Honestly, isn’t this how horror movies start? A nice couple buy a fixer-upper. All seems well the first couple days into their renovation. Then, one night, a weird noise comes from the supposedly vacant upstairs unit. Later, doors that should be locked are left wide open. Next, strange signs that someone or something has been moving around when they’re asleep. All this leading up to the climactic moment when the unseen housemate bursts through the wall with a pickax trying to kill the unfortunate couple. Given how those stories normally go, the pickax wielding roommate is usually pretty darn successful in quenching their blood lust with their handy dandy farming implements.
So, yeah, I think I’ll pass on putting in a bid.
No one has ever accused me of being a hoarder. Let’s just get that out of the way right off the bat. I’m not going to be the subject of a docudrama airing on A&E that chronicles my struggles with throwing out a three-foot thick (and growing!) bundle of used chopped sticks or mountain of “recycled” dryer sheets I need a step-ladder to reach the top of. Definitely I am no hoarder. I can navigate through all the rooms in my house with ease instead of shimmying through a narrow path I’ve cut out through stacks of old TV Guides and flattened cereal boxes.
Am I a pack rat? A stronger case could be made for this classification, I’m sorry to say. I came to this shameful realization just recently when I had to box up everything I own and move into a new place. I guess the time has flown by since the last time I had to do this because it was pretty close to being utter hell. The entire process of moving is fraught with stress. Having too much stuff but too few boxes was a source of constant concern during the whole thing. It got so bad I was reduced to scrounging for empty boxes from grocery stores. Now half my stuff smells like Aisle 5 of the local Acme.
Once I did have enough boxes the next obstacle was transporting them. Sounds simple. You load the box, you carry it to the car, you drive to the new place, you carry it inside, you unload it. Easy peasy, right? It would be except that it slipped my mind that boxes have these pesky things called “weight limits.” I loaded many of them up well past their limit without knowing it. The heavy boxes filled with books inevitably ended up falling apart half way between the truck to the house leaving all my precious novels scattered on the pavement and me in need of yet another box to re-pack them into. Okay, well, several boxes.
On top of my admitted clutter problem (I promise to seek help for it one day) and my inability to consider the tensile strength of cardboard, I also have a looming procrastination condition that leaves me constantly at war with myself. I had these aspirations floating around in my head that when I’d be moving I’d be neat and orderly and well-coordinated.

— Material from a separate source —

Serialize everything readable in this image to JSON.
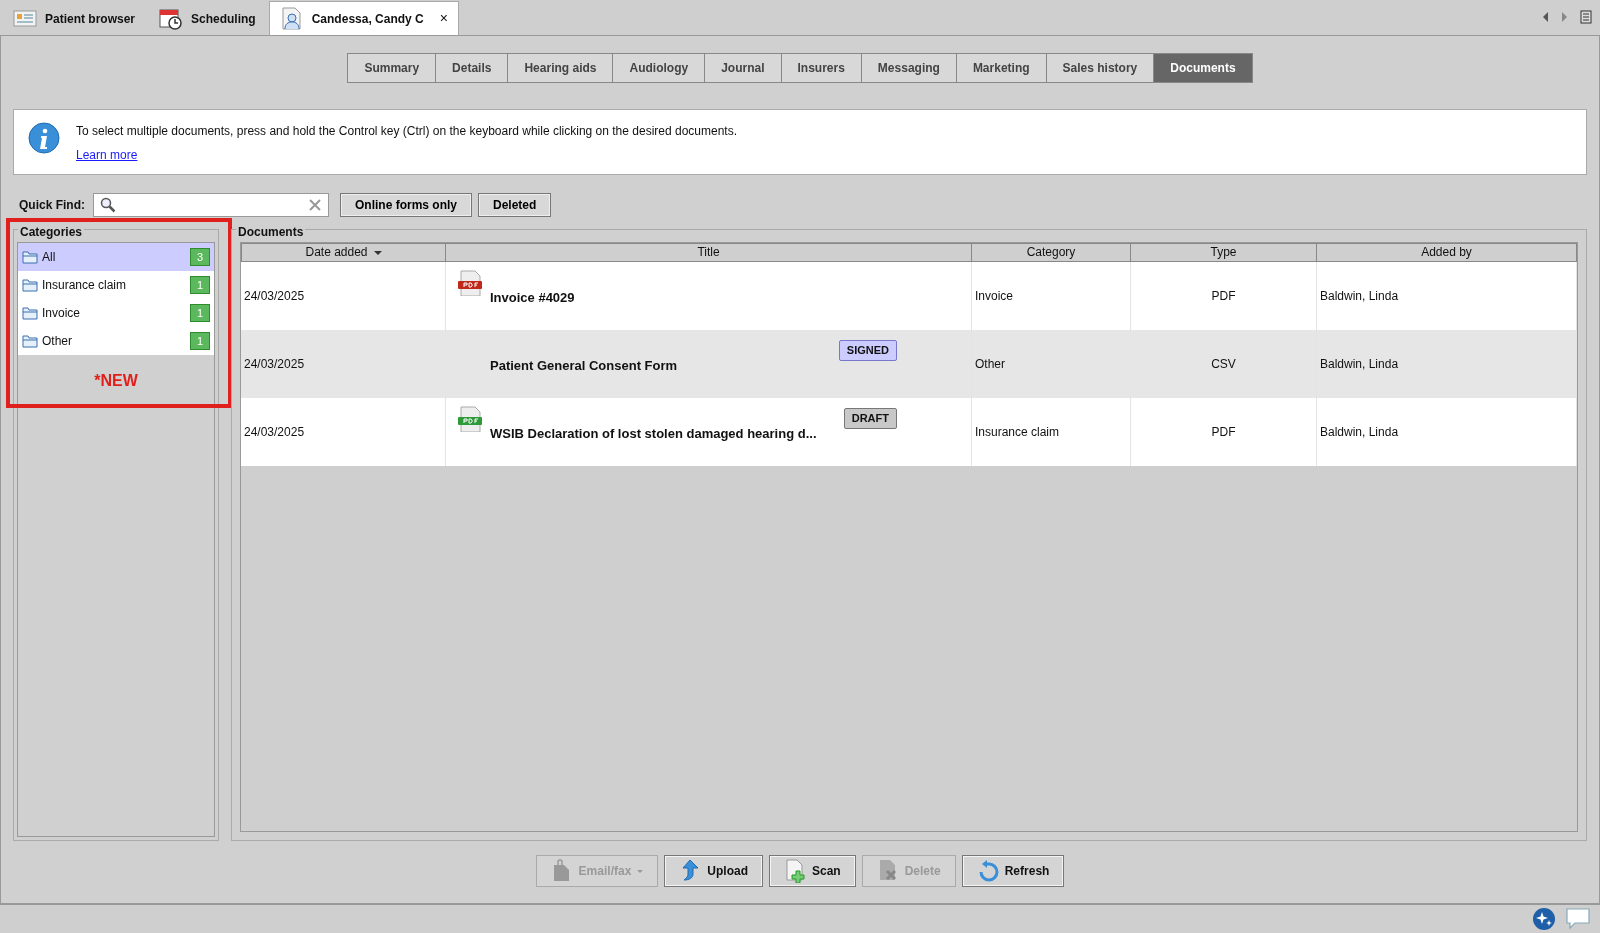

All the boxes would be clearly labeled and stacked together in neat piles just like how the Brady Bunch would do it. It’s a pity to confess that what actually happened ended up looking more like a moving job performed by The Clampetts on their way to Beverly Hills. All my earthly treasures were thrust together without rhyme or reason, tied down with a coarse rope, and rattling around during the whole ride as I hoped whatever I heard just break wasn’t something too important.
But in the end, the job got done. Now I’m not saying it was the prettiest or the most efficient or, hell, even the most sane, but all my stuff made it from Point A to Point B. That’s all that matters.
Now onward to the unpacking!